*** RECORD SET Section Begins ***
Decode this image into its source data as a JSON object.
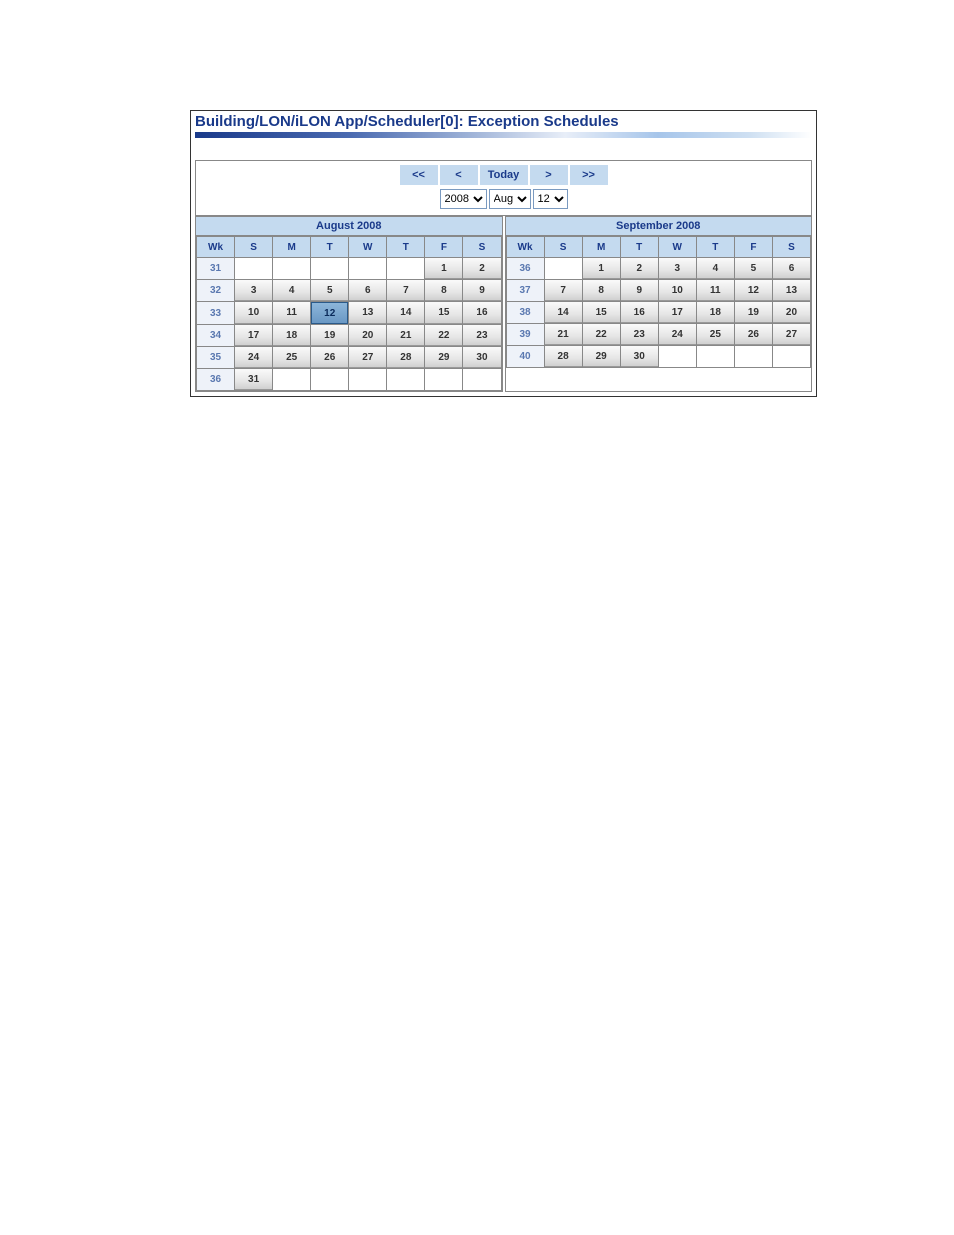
{
  "title": "Building/LON/iLON App/Scheduler[0]: Exception Schedules",
  "nav": {
    "prev_far": "<<",
    "prev": "<",
    "today": "Today",
    "next": ">",
    "next_far": ">>",
    "year_selected": "2008",
    "month_selected": "Aug",
    "day_selected": "12"
  },
  "day_headers": [
    "Wk",
    "S",
    "M",
    "T",
    "W",
    "T",
    "F",
    "S"
  ],
  "calendars": [
    {
      "title": "August 2008",
      "selected_day": 12,
      "weeks": [
        {
          "wk": 31,
          "days": [
            "",
            "",
            "",
            "",
            "",
            1,
            2
          ]
        },
        {
          "wk": 32,
          "days": [
            3,
            4,
            5,
            6,
            7,
            8,
            9
          ]
        },
        {
          "wk": 33,
          "days": [
            10,
            11,
            12,
            13,
            14,
            15,
            16
          ]
        },
        {
          "wk": 34,
          "days": [
            17,
            18,
            19,
            20,
            21,
            22,
            23
          ]
        },
        {
          "wk": 35,
          "days": [
            24,
            25,
            26,
            27,
            28,
            29,
            30
          ]
        },
        {
          "wk": 36,
          "days": [
            31,
            "",
            "",
            "",
            "",
            "",
            ""
          ]
        }
      ]
    },
    {
      "title": "September 2008",
      "selected_day": null,
      "weeks": [
        {
          "wk": 36,
          "days": [
            "",
            1,
            2,
            3,
            4,
            5,
            6
          ]
        },
        {
          "wk": 37,
          "days": [
            7,
            8,
            9,
            10,
            11,
            12,
            13
          ]
        },
        {
          "wk": 38,
          "days": [
            14,
            15,
            16,
            17,
            18,
            19,
            20
          ]
        },
        {
          "wk": 39,
          "days": [
            21,
            22,
            23,
            24,
            25,
            26,
            27
          ]
        },
        {
          "wk": 40,
          "days": [
            28,
            29,
            30,
            "",
            "",
            "",
            ""
          ]
        }
      ]
    }
  ]
}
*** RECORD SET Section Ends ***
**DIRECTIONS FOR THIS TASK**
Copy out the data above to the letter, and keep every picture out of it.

**ANSWER BELOW**
Decode this image into its source data as a JSON object.
{
  "title": "Building/LON/iLON App/Scheduler[0]: Exception Schedules",
  "nav": {
    "prev_far": "<<",
    "prev": "<",
    "today": "Today",
    "next": ">",
    "next_far": ">>",
    "year_selected": "2008",
    "month_selected": "Aug",
    "day_selected": "12"
  },
  "day_headers": [
    "Wk",
    "S",
    "M",
    "T",
    "W",
    "T",
    "F",
    "S"
  ],
  "calendars": [
    {
      "title": "August 2008",
      "selected_day": 12,
      "weeks": [
        {
          "wk": 31,
          "days": [
            "",
            "",
            "",
            "",
            "",
            1,
            2
          ]
        },
        {
          "wk": 32,
          "days": [
            3,
            4,
            5,
            6,
            7,
            8,
            9
          ]
        },
        {
          "wk": 33,
          "days": [
            10,
            11,
            12,
            13,
            14,
            15,
            16
          ]
        },
        {
          "wk": 34,
          "days": [
            17,
            18,
            19,
            20,
            21,
            22,
            23
          ]
        },
        {
          "wk": 35,
          "days": [
            24,
            25,
            26,
            27,
            28,
            29,
            30
          ]
        },
        {
          "wk": 36,
          "days": [
            31,
            "",
            "",
            "",
            "",
            "",
            ""
          ]
        }
      ]
    },
    {
      "title": "September 2008",
      "selected_day": null,
      "weeks": [
        {
          "wk": 36,
          "days": [
            "",
            1,
            2,
            3,
            4,
            5,
            6
          ]
        },
        {
          "wk": 37,
          "days": [
            7,
            8,
            9,
            10,
            11,
            12,
            13
          ]
        },
        {
          "wk": 38,
          "days": [
            14,
            15,
            16,
            17,
            18,
            19,
            20
          ]
        },
        {
          "wk": 39,
          "days": [
            21,
            22,
            23,
            24,
            25,
            26,
            27
          ]
        },
        {
          "wk": 40,
          "days": [
            28,
            29,
            30,
            "",
            "",
            "",
            ""
          ]
        }
      ]
    }
  ]
}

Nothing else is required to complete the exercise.